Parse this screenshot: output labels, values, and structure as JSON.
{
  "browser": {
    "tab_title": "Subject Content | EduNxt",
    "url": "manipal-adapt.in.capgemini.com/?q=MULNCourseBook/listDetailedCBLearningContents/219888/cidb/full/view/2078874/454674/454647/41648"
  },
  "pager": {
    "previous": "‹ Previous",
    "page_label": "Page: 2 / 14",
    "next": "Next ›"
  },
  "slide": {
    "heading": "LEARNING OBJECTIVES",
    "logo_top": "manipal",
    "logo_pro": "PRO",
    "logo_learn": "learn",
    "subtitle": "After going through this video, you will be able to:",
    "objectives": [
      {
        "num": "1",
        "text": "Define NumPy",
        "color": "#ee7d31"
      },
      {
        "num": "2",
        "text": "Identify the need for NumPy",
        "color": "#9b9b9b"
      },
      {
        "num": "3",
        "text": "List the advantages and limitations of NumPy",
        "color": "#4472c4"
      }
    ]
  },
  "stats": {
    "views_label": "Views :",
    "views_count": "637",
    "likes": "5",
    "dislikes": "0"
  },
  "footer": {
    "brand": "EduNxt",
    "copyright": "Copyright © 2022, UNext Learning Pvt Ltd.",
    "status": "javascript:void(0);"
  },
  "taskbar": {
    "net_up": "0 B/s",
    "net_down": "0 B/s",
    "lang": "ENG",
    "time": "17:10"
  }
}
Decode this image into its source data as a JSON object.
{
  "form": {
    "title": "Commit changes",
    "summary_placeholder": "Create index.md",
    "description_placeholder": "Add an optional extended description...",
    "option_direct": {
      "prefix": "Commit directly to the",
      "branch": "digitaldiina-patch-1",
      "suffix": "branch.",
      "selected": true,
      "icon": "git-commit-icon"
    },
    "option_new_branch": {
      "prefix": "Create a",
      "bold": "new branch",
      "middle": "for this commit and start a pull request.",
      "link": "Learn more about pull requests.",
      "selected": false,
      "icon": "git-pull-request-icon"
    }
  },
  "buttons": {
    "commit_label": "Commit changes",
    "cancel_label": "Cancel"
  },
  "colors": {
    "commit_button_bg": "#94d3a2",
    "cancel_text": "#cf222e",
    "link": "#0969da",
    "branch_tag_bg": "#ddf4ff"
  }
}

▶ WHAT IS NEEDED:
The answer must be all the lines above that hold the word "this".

▶ RESPONSE TO THE TASK:
Parse this screenshot: output labels, values, and structure as JSON.
    "subtitle": "After going through this video, you will be able to:",
Decode this image into its source data as a JSON object.
      "middle": "for this commit and start a pull request.",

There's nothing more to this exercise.